LISTED ENTRIES:

************

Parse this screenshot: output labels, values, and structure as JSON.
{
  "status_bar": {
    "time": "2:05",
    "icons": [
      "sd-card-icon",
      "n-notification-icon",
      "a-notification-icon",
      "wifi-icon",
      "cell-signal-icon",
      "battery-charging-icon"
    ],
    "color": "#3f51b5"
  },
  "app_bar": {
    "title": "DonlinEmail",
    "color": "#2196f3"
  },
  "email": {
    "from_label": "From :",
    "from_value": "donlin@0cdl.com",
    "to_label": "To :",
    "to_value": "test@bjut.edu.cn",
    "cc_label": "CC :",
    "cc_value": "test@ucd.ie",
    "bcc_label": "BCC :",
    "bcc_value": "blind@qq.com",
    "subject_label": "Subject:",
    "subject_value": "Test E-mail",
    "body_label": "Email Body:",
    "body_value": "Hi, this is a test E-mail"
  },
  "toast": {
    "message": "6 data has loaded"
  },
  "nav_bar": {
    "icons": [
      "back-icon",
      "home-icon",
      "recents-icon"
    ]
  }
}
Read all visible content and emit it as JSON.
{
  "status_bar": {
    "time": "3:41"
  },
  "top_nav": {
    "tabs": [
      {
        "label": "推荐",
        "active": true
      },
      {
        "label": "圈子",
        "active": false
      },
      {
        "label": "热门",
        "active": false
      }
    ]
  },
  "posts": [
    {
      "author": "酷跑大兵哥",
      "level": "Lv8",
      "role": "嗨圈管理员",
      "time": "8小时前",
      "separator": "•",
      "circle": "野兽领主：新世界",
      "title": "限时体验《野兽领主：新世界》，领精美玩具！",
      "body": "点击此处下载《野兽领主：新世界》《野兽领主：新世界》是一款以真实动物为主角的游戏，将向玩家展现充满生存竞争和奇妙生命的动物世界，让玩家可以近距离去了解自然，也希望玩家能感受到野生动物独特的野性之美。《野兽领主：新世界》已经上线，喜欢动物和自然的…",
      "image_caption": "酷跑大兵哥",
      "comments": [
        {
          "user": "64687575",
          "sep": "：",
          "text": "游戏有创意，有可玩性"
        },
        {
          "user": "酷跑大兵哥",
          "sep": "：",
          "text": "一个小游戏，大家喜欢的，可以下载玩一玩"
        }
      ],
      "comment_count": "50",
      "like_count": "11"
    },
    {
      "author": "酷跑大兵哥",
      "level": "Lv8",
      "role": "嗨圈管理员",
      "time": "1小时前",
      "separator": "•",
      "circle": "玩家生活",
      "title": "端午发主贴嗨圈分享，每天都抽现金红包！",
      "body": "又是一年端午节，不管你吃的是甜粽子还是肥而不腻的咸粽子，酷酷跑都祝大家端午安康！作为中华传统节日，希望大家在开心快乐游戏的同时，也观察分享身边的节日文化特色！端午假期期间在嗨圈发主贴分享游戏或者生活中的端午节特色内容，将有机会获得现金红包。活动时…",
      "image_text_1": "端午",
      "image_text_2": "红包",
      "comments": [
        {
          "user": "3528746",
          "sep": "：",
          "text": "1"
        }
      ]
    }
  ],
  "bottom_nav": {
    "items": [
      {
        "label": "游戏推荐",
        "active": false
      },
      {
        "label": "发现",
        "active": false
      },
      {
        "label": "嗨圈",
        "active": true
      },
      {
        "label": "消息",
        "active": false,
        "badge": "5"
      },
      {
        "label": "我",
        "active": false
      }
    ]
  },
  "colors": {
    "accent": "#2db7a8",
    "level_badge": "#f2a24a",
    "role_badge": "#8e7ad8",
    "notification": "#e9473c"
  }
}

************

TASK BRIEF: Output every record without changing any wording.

PROBLEM SOLUTION:
Parse this screenshot: output labels, values, and structure as JSON.
{
  "status_bar": {
    "time": "2:05",
    "icons": [
      "sd-card-icon",
      "n-notification-icon",
      "a-notification-icon",
      "wifi-icon",
      "cell-signal-icon",
      "battery-charging-icon"
    ],
    "color": "#3f51b5"
  },
  "app_bar": {
    "title": "DonlinEmail",
    "color": "#2196f3"
  },
  "email": {
    "from_label": "From :",
    "from_value": "donlin@0cdl.com",
    "to_label": "To :",
    "to_value": "test@bjut.edu.cn",
    "cc_label": "CC :",
    "cc_value": "test@ucd.ie",
    "bcc_label": "BCC :",
    "bcc_value": "blind@qq.com",
    "subject_label": "Subject:",
    "subject_value": "Test E-mail",
    "body_label": "Email Body:",
    "body_value": "Hi, this is a test E-mail"
  },
  "toast": {
    "message": "6 data has loaded"
  },
  "nav_bar": {
    "icons": [
      "back-icon",
      "home-icon",
      "recents-icon"
    ]
  }
}
Read all visible content and emit it as JSON.
{
  "status_bar": {
    "time": "3:41"
  },
  "top_nav": {
    "tabs": [
      {
        "label": "推荐",
        "active": true
      },
      {
        "label": "圈子",
        "active": false
      },
      {
        "label": "热门",
        "active": false
      }
    ]
  },
  "posts": [
    {
      "author": "酷跑大兵哥",
      "level": "Lv8",
      "role": "嗨圈管理员",
      "time": "8小时前",
      "separator": "•",
      "circle": "野兽领主：新世界",
      "title": "限时体验《野兽领主：新世界》，领精美玩具！",
      "body": "点击此处下载《野兽领主：新世界》《野兽领主：新世界》是一款以真实动物为主角的游戏，将向玩家展现充满生存竞争和奇妙生命的动物世界，让玩家可以近距离去了解自然，也希望玩家能感受到野生动物独特的野性之美。《野兽领主：新世界》已经上线，喜欢动物和自然的…",
      "image_caption": "酷跑大兵哥",
      "comments": [
        {
          "user": "64687575",
          "sep": "：",
          "text": "游戏有创意，有可玩性"
        },
        {
          "user": "酷跑大兵哥",
          "sep": "：",
          "text": "一个小游戏，大家喜欢的，可以下载玩一玩"
        }
      ],
      "comment_count": "50",
      "like_count": "11"
    },
    {
      "author": "酷跑大兵哥",
      "level": "Lv8",
      "role": "嗨圈管理员",
      "time": "1小时前",
      "separator": "•",
      "circle": "玩家生活",
      "title": "端午发主贴嗨圈分享，每天都抽现金红包！",
      "body": "又是一年端午节，不管你吃的是甜粽子还是肥而不腻的咸粽子，酷酷跑都祝大家端午安康！作为中华传统节日，希望大家在开心快乐游戏的同时，也观察分享身边的节日文化特色！端午假期期间在嗨圈发主贴分享游戏或者生活中的端午节特色内容，将有机会获得现金红包。活动时…",
      "image_text_1": "端午",
      "image_text_2": "红包",
      "comments": [
        {
          "user": "3528746",
          "sep": "：",
          "text": "1"
        }
      ]
    }
  ],
  "bottom_nav": {
    "items": [
      {
        "label": "游戏推荐",
        "active": false
      },
      {
        "label": "发现",
        "active": false
      },
      {
        "label": "嗨圈",
        "active": true
      },
      {
        "label": "消息",
        "active": false,
        "badge": "5"
      },
      {
        "label": "我",
        "active": false
      }
    ]
  },
  "colors": {
    "accent": "#2db7a8",
    "level_badge": "#f2a24a",
    "role_badge": "#8e7ad8",
    "notification": "#e9473c"
  }
}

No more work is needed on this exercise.